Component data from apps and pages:
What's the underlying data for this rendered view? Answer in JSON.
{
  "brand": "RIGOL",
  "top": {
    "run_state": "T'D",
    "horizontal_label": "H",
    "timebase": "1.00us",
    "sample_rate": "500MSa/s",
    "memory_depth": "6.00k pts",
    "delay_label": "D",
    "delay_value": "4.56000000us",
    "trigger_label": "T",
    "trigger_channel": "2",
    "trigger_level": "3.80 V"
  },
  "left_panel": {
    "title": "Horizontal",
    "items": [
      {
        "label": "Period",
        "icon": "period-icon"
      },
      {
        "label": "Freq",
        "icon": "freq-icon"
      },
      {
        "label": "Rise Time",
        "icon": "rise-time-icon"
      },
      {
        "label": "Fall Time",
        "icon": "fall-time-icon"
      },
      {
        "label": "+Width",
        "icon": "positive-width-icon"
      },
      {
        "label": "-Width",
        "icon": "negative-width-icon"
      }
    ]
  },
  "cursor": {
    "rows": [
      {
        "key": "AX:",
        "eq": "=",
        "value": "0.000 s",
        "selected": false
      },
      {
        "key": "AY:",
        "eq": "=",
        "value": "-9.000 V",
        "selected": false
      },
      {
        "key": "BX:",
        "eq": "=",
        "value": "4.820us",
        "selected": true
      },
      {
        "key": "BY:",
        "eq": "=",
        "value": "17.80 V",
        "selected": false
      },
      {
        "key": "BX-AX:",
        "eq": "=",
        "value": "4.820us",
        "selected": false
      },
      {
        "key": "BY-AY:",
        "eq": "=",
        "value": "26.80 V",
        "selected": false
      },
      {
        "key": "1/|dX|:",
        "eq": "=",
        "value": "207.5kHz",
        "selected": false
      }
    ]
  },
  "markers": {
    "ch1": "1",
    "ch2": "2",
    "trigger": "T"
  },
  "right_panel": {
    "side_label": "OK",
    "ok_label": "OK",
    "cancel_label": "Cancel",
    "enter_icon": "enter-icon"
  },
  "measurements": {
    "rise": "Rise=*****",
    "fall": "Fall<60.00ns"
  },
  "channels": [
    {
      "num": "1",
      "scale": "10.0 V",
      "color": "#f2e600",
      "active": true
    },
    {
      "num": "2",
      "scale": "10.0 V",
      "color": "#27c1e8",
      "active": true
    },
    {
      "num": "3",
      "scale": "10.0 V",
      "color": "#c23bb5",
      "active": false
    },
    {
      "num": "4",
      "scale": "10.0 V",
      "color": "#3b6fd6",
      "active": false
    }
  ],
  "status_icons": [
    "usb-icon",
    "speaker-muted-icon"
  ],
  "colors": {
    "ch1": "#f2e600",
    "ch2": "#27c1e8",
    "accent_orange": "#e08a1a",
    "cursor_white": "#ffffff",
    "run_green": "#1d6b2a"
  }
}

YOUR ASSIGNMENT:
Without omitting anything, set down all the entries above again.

ANSWER TO THIS EXERCISE:
What's the underlying data for this rendered view? Answer in JSON.
{
  "brand": "RIGOL",
  "top": {
    "run_state": "T'D",
    "horizontal_label": "H",
    "timebase": "1.00us",
    "sample_rate": "500MSa/s",
    "memory_depth": "6.00k pts",
    "delay_label": "D",
    "delay_value": "4.56000000us",
    "trigger_label": "T",
    "trigger_channel": "2",
    "trigger_level": "3.80 V"
  },
  "left_panel": {
    "title": "Horizontal",
    "items": [
      {
        "label": "Period",
        "icon": "period-icon"
      },
      {
        "label": "Freq",
        "icon": "freq-icon"
      },
      {
        "label": "Rise Time",
        "icon": "rise-time-icon"
      },
      {
        "label": "Fall Time",
        "icon": "fall-time-icon"
      },
      {
        "label": "+Width",
        "icon": "positive-width-icon"
      },
      {
        "label": "-Width",
        "icon": "negative-width-icon"
      }
    ]
  },
  "cursor": {
    "rows": [
      {
        "key": "AX:",
        "eq": "=",
        "value": "0.000 s",
        "selected": false
      },
      {
        "key": "AY:",
        "eq": "=",
        "value": "-9.000 V",
        "selected": false
      },
      {
        "key": "BX:",
        "eq": "=",
        "value": "4.820us",
        "selected": true
      },
      {
        "key": "BY:",
        "eq": "=",
        "value": "17.80 V",
        "selected": false
      },
      {
        "key": "BX-AX:",
        "eq": "=",
        "value": "4.820us",
        "selected": false
      },
      {
        "key": "BY-AY:",
        "eq": "=",
        "value": "26.80 V",
        "selected": false
      },
      {
        "key": "1/|dX|:",
        "eq": "=",
        "value": "207.5kHz",
        "selected": false
      }
    ]
  },
  "markers": {
    "ch1": "1",
    "ch2": "2",
    "trigger": "T"
  },
  "right_panel": {
    "side_label": "OK",
    "ok_label": "OK",
    "cancel_label": "Cancel",
    "enter_icon": "enter-icon"
  },
  "measurements": {
    "rise": "Rise=*****",
    "fall": "Fall<60.00ns"
  },
  "channels": [
    {
      "num": "1",
      "scale": "10.0 V",
      "color": "#f2e600",
      "active": true
    },
    {
      "num": "2",
      "scale": "10.0 V",
      "color": "#27c1e8",
      "active": true
    },
    {
      "num": "3",
      "scale": "10.0 V",
      "color": "#c23bb5",
      "active": false
    },
    {
      "num": "4",
      "scale": "10.0 V",
      "color": "#3b6fd6",
      "active": false
    }
  ],
  "status_icons": [
    "usb-icon",
    "speaker-muted-icon"
  ],
  "colors": {
    "ch1": "#f2e600",
    "ch2": "#27c1e8",
    "accent_orange": "#e08a1a",
    "cursor_white": "#ffffff",
    "run_green": "#1d6b2a"
  }
}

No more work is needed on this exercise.